One of the nice things about indie theater is that it moves quickly. A rapid turnaround time, from script to production to opening, means that the shows can have an immediacy and relevance to current events in a way that a show going through a chain of editors, producers, and various higher-ups cannot. This works in favor of technology-themed plays, where there's a new meme or app or trending topic every week.For this reason I was excited to see Let's Play Play, perhaps the first show dealing with Gamergate, a series of ongoing misogynistic attacks on feminists in the gaming world.
Ben Ferber (playwright) and Todd Brian Backus (director) are part of PowerOut, a company that's made its way to New York after a few years in Portland, ME. They're no strangers to the growing group of "Geek Theater," with a previous show called For the Lulz covering the way people present themselves online vs IRL. Let's Play Play covers similar territory, with Youtube stars Flood (Zachary Clarence, whose first appearance in a fedora told me everything I needed to know) and Dresher (Emeka Nwafor) as gamers playing up their friendship in "Let's Play" videos for more hits, more views, and ultimately more residuals. As their relationship deteriorates, Dresher replaces Flood with Bayes (Brittany K. Allen), a stellar geek rapper with a talent for old-school gaming.
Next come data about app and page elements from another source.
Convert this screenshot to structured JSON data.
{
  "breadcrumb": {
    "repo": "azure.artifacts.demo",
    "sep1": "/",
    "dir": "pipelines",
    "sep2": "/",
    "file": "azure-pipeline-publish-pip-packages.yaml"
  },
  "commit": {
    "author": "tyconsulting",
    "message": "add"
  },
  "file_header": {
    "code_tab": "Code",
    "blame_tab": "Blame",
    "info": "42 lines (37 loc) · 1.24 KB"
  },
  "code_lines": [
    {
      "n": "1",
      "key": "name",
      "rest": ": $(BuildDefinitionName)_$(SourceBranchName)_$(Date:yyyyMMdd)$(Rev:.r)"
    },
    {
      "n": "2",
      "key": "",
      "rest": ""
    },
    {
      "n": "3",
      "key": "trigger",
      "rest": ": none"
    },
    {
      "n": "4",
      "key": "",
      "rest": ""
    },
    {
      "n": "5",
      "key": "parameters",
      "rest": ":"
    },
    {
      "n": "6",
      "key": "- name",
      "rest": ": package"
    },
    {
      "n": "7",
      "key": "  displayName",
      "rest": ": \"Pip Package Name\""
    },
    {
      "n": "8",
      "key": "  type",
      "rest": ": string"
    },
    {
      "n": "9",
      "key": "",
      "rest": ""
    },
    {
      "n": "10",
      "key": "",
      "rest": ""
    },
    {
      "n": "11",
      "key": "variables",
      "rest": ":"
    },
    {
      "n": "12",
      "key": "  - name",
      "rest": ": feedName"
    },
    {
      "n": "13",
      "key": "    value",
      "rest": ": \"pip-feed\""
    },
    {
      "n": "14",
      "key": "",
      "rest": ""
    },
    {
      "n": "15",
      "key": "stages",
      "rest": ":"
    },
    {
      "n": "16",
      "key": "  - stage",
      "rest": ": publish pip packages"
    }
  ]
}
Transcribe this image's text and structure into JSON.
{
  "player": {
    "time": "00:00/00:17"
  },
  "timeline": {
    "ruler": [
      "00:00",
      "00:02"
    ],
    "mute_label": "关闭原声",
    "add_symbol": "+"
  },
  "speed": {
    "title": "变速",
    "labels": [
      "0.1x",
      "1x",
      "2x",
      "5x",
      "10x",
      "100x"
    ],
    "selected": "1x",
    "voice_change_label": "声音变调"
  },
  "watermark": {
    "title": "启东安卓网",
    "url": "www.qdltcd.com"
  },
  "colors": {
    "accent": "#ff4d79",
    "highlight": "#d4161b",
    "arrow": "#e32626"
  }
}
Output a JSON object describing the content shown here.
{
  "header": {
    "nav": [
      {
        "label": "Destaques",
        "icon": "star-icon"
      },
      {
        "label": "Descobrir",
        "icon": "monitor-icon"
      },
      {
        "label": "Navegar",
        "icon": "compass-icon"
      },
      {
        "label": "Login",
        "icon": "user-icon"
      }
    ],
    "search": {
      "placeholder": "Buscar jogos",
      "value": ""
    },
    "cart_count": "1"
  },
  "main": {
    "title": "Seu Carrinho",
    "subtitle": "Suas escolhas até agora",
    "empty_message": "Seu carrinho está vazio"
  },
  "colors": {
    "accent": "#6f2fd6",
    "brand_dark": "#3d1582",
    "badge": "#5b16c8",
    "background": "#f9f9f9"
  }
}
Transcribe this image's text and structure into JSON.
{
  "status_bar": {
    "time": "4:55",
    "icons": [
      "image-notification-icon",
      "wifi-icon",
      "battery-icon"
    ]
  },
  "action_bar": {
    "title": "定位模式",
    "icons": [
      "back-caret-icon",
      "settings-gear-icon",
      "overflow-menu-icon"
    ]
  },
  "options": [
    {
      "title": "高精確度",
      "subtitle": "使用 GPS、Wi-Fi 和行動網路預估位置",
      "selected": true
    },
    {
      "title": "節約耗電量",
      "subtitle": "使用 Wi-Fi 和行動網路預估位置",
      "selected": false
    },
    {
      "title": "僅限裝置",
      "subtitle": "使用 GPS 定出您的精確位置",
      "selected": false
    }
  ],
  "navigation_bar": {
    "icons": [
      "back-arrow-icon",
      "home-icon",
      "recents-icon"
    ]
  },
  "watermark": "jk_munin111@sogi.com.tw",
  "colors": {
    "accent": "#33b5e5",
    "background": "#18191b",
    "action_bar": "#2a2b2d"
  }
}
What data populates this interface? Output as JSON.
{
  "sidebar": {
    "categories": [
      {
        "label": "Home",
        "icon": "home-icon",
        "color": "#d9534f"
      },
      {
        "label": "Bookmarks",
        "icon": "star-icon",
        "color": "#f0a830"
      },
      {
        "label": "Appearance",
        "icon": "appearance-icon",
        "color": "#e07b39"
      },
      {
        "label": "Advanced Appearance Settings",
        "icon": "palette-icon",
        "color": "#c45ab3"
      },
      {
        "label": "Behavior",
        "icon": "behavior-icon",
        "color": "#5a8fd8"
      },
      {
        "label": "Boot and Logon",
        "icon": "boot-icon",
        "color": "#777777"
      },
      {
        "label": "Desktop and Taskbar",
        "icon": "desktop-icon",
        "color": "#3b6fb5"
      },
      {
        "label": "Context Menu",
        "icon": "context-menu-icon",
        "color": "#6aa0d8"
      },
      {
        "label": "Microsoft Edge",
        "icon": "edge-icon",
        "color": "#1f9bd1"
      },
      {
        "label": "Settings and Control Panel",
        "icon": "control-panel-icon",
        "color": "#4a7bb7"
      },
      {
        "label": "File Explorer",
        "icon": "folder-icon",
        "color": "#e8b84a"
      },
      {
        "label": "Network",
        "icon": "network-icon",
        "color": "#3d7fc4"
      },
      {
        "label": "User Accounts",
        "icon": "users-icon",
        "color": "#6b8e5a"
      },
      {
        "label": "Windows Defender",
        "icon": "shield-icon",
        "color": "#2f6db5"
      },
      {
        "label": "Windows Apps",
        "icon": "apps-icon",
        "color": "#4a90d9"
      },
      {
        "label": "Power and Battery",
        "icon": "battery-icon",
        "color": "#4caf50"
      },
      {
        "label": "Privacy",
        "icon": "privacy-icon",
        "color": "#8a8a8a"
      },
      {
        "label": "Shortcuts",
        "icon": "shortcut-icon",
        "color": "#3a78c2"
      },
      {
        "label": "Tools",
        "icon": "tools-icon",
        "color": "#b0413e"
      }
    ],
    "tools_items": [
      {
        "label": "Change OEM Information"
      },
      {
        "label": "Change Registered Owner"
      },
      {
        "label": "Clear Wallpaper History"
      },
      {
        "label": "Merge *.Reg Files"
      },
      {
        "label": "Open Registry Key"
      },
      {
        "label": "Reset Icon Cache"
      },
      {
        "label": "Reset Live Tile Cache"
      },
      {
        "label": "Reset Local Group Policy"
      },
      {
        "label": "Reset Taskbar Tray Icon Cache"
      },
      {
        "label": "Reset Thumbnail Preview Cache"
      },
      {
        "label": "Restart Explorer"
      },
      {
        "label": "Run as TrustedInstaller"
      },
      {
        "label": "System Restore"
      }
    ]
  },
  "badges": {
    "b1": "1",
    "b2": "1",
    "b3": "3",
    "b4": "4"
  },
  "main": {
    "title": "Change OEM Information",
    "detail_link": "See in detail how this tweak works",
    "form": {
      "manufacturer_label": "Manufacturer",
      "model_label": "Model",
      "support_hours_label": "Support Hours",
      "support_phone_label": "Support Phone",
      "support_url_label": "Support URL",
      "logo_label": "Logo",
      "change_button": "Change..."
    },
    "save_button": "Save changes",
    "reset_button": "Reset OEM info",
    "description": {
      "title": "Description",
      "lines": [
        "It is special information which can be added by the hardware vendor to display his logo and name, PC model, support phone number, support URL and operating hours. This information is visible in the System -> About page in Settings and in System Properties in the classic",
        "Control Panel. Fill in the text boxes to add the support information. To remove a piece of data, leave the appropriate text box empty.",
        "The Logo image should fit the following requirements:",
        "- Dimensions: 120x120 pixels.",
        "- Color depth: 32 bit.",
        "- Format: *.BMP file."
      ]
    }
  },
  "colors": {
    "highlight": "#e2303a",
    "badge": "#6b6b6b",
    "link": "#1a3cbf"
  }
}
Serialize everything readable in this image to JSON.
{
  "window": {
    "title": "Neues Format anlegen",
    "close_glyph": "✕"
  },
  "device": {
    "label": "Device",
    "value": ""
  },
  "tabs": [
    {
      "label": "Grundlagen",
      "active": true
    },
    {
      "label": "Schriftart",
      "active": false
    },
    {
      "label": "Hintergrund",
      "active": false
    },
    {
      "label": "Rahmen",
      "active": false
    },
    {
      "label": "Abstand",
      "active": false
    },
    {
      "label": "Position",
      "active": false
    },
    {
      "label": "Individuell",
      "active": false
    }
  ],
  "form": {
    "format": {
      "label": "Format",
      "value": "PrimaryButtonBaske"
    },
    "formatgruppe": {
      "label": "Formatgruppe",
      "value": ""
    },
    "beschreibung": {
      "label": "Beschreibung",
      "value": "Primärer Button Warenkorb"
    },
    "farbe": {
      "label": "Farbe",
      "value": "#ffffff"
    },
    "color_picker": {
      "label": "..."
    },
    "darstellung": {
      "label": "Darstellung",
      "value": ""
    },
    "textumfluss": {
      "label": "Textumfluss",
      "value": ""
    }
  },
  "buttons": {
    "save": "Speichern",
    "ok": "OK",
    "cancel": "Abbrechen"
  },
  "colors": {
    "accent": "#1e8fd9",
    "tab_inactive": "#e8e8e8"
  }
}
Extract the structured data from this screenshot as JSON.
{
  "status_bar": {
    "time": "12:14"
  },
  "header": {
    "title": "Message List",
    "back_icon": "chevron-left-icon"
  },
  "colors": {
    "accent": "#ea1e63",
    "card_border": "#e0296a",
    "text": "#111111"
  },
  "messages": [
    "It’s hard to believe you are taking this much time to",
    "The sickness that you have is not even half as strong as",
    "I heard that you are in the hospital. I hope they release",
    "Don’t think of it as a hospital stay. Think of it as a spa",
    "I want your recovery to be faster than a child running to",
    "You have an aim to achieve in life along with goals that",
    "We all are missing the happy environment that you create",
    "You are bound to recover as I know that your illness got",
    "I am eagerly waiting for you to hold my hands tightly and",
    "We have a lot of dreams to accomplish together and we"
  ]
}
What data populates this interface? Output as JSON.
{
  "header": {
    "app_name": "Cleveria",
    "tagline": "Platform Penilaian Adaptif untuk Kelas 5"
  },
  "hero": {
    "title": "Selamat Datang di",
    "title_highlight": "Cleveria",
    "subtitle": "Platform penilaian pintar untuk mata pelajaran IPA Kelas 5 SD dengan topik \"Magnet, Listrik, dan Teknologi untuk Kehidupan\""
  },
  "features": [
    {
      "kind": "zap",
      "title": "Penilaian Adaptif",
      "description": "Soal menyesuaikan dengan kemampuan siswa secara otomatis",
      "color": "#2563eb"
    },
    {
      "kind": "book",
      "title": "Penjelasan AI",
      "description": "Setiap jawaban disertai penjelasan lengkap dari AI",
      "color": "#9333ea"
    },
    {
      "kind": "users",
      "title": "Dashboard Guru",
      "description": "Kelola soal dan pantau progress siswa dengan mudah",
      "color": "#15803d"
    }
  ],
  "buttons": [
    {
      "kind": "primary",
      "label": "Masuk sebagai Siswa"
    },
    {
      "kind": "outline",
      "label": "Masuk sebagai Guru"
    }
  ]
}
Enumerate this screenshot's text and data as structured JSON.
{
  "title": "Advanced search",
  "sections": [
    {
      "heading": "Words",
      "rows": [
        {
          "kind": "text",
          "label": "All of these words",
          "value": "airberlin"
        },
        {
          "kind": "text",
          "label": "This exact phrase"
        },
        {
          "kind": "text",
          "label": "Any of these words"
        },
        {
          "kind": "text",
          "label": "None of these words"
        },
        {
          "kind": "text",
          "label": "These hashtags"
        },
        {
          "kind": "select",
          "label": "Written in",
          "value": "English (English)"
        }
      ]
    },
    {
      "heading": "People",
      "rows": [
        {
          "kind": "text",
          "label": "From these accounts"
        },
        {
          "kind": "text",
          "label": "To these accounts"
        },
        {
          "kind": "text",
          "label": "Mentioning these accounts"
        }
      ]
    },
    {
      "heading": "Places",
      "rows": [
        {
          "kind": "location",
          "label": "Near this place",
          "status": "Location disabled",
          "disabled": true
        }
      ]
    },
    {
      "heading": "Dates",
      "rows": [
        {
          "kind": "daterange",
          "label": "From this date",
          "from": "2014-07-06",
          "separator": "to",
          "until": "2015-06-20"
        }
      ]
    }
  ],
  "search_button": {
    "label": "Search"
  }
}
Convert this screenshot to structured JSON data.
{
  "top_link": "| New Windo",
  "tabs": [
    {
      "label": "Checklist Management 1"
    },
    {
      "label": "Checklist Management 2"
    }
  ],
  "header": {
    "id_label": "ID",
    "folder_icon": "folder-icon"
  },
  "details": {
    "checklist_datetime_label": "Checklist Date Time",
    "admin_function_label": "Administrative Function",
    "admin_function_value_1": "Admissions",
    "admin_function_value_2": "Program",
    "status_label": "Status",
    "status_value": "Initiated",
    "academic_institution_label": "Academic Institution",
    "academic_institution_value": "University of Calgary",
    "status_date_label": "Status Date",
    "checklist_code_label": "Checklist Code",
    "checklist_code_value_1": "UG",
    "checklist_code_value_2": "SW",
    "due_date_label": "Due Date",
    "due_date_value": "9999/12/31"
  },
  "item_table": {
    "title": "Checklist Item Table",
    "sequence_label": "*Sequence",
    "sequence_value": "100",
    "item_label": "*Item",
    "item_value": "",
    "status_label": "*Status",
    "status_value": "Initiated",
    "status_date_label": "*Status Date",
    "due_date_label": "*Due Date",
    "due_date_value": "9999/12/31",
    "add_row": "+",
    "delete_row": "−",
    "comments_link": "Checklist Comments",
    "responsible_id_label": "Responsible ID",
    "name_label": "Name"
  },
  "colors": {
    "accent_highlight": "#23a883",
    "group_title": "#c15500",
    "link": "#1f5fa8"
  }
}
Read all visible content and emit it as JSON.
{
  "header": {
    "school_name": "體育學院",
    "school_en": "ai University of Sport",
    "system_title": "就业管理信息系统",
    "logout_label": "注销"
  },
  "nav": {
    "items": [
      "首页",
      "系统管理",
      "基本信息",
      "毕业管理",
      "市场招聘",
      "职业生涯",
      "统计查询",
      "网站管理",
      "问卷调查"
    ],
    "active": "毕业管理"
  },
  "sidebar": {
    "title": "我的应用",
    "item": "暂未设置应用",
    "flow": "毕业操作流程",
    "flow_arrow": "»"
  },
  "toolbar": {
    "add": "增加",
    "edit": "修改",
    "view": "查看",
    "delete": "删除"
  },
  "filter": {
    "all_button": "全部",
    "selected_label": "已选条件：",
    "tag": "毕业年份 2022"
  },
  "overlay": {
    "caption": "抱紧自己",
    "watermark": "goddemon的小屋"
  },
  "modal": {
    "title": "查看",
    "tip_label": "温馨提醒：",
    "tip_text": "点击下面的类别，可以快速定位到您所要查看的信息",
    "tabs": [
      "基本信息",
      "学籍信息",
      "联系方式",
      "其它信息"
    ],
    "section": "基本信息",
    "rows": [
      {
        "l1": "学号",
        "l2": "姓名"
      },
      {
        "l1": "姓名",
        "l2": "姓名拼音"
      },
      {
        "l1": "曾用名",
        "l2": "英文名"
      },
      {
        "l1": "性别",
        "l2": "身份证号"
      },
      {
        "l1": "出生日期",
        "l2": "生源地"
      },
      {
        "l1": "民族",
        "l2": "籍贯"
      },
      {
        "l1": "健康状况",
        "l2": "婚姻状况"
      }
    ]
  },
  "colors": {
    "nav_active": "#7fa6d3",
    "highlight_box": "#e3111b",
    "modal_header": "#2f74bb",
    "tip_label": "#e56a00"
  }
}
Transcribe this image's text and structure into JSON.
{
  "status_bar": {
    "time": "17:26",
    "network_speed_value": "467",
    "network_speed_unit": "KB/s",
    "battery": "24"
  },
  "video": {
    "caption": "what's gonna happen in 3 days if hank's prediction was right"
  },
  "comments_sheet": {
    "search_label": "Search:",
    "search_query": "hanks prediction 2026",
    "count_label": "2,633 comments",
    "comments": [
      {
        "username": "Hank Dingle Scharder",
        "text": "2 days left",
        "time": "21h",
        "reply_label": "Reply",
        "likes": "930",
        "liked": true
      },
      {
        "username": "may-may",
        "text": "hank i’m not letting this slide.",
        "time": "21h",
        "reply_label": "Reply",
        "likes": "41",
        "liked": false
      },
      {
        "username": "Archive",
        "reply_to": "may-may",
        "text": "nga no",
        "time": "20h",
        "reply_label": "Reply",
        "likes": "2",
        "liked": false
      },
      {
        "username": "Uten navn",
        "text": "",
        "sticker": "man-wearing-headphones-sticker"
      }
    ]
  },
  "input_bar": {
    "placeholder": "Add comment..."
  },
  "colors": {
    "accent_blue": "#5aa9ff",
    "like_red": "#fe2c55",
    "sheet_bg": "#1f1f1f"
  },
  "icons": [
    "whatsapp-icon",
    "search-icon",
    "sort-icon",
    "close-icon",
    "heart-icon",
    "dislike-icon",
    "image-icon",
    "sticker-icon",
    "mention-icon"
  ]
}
As you might expect, a play that exists mostly online involves a lot of technical design. Some, like the games projected overhead as the characters play, are tough to see in Under St. Marks. More successful is the ever-present threat of Youtube Commenters, played by the same three actors in hoodies in near-darkness, illuminated only by small handheld screens. It's a great effect. As any good internetter knows, you never read the comments, and these start out innocuous enough (with the standard number of gay slurs and "FIRST!"s) but quickly deteriorate to threats and doxxing for Bayes, who dares to be a woman on the internet. There's quite the difference between people calling Dresher gay and people listing Bayes' address, and this split is where the script was most interesting to me. Bayes gets a lot to deal with in this production, and Allen is a delight to watch as she runs the gamut of emotions when she is "on" or "off." (And good lord can she spit verse!). Of the three, she's making the videos I would rewatch to make sure I caught all the references. Clarence and Nwafor fall into other Youtube stock characters, and their rapport in early scenes comes easily and feels natural.
I can't lie...I have an internet persona that's probably bigger than my real-life one. Online I am funnier, cleverer, and can remember useless trivia on demand (thanks Google). And as much as I try to be true to who I am, I constantly consider my audience. Let's Play Play deals nicely with this IRL/URL tug-of-war, something to think about the next time you try to have an opinion on the internet.